- **WHAT YOU HAVE TO DO**: Retrieve all lines below that have the string "name".

Excerpts from a dataset
--- START ---
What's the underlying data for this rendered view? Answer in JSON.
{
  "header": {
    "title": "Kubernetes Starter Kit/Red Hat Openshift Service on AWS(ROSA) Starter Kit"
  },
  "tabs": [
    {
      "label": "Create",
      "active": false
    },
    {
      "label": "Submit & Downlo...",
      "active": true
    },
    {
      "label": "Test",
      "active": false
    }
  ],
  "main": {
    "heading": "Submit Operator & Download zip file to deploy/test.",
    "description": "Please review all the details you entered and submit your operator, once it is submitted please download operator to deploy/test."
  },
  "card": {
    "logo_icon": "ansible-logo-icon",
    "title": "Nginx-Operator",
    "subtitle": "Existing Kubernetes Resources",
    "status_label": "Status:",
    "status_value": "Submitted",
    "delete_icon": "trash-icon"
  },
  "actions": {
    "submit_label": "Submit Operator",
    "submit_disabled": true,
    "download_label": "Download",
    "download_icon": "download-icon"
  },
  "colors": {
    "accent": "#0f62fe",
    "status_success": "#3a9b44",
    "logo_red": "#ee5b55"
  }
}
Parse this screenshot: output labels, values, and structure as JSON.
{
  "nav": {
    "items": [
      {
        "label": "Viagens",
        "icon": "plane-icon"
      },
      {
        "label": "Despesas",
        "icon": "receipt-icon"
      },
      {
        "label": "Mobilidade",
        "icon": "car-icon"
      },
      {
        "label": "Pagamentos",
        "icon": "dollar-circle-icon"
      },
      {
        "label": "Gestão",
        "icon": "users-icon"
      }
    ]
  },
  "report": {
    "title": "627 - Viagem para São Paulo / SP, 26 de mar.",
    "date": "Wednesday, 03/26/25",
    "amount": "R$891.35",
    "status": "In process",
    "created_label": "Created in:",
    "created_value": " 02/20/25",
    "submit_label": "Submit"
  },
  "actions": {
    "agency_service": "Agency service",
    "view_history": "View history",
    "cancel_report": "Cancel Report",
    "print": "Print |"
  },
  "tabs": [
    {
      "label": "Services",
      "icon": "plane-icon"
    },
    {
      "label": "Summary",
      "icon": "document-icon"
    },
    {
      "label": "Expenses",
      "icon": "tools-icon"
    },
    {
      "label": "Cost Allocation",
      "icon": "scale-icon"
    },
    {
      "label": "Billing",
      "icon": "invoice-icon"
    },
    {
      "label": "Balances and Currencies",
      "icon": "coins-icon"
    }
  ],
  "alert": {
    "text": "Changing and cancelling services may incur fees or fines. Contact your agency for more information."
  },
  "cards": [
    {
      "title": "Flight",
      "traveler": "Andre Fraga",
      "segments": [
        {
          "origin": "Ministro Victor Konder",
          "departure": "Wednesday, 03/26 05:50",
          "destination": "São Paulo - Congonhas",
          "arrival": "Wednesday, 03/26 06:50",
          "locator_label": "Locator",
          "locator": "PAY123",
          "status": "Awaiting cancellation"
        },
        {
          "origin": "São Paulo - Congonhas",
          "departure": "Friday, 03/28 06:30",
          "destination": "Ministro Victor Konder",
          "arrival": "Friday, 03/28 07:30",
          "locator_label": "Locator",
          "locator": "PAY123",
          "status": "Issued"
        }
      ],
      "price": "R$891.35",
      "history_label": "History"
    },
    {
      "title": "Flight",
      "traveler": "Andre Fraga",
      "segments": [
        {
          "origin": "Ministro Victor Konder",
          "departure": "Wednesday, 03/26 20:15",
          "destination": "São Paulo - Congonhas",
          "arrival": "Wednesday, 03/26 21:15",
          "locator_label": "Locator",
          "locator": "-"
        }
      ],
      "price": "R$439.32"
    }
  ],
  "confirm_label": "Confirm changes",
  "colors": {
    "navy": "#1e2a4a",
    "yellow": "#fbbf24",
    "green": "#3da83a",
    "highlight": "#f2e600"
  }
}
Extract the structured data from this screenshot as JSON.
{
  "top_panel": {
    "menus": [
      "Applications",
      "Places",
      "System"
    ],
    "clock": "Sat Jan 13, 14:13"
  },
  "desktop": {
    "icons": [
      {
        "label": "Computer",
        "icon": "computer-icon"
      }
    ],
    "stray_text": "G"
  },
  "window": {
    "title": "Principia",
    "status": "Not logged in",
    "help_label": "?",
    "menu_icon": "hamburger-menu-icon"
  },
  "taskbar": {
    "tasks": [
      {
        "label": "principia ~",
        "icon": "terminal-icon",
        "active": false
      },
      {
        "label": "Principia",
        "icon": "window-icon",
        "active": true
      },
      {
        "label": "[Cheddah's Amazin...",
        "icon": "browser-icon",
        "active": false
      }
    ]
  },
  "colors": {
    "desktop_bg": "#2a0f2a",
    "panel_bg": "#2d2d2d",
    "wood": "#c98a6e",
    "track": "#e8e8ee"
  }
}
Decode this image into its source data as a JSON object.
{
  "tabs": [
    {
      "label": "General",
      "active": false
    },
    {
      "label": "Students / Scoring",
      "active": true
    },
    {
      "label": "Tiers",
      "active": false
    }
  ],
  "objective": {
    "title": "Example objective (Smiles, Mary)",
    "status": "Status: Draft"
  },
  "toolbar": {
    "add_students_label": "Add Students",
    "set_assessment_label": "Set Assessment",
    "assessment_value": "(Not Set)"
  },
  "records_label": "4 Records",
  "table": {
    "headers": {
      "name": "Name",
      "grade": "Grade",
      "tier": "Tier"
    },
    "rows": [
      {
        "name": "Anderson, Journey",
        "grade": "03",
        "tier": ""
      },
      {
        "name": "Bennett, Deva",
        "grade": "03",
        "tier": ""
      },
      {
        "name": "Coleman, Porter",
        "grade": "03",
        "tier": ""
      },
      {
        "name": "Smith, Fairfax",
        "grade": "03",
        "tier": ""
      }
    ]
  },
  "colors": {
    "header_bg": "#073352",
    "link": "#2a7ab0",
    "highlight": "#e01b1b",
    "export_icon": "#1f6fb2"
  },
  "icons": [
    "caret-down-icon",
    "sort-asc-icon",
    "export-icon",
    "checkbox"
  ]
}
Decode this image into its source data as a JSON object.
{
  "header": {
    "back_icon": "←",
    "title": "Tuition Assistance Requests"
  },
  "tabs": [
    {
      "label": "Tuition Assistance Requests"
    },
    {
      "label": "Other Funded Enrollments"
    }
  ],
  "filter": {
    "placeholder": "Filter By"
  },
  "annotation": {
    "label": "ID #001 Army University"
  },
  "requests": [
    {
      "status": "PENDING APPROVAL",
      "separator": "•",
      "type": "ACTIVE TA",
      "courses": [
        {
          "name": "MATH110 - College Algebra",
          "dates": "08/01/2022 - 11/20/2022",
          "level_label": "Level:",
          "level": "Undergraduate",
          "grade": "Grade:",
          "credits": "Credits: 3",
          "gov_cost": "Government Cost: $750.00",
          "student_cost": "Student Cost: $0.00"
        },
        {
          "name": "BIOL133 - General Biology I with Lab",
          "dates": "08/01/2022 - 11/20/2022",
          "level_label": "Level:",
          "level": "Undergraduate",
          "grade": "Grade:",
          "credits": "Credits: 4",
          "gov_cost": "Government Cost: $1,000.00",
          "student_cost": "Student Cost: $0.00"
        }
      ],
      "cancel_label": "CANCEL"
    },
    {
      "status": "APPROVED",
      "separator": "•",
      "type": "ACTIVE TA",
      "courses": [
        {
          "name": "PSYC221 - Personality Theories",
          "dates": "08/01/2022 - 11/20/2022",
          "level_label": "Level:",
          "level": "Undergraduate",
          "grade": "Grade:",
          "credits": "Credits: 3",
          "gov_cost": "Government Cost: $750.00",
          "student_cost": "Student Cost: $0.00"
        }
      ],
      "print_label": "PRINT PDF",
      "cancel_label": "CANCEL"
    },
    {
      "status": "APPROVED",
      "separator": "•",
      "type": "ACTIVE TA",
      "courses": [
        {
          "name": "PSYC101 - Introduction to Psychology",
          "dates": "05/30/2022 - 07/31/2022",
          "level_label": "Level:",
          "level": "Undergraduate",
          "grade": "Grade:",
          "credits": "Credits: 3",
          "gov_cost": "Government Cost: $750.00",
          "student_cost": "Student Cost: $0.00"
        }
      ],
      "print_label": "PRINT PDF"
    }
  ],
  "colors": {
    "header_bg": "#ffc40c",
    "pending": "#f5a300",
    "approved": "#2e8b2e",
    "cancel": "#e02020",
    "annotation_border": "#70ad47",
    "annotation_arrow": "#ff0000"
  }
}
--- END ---
- **ANSWER SECTION**:
      "name": "Name",
        "name": "Anderson, Journey",
        "name": "Bennett, Deva",
        "name": "Coleman, Porter",
        "name": "Smith, Fairfax",
          "name": "MATH110 - College Algebra",
          "name": "BIOL133 - General Biology I with Lab",
          "name": "PSYC221 - Personality Theories",
          "name": "PSYC101 - Introduction to Psychology",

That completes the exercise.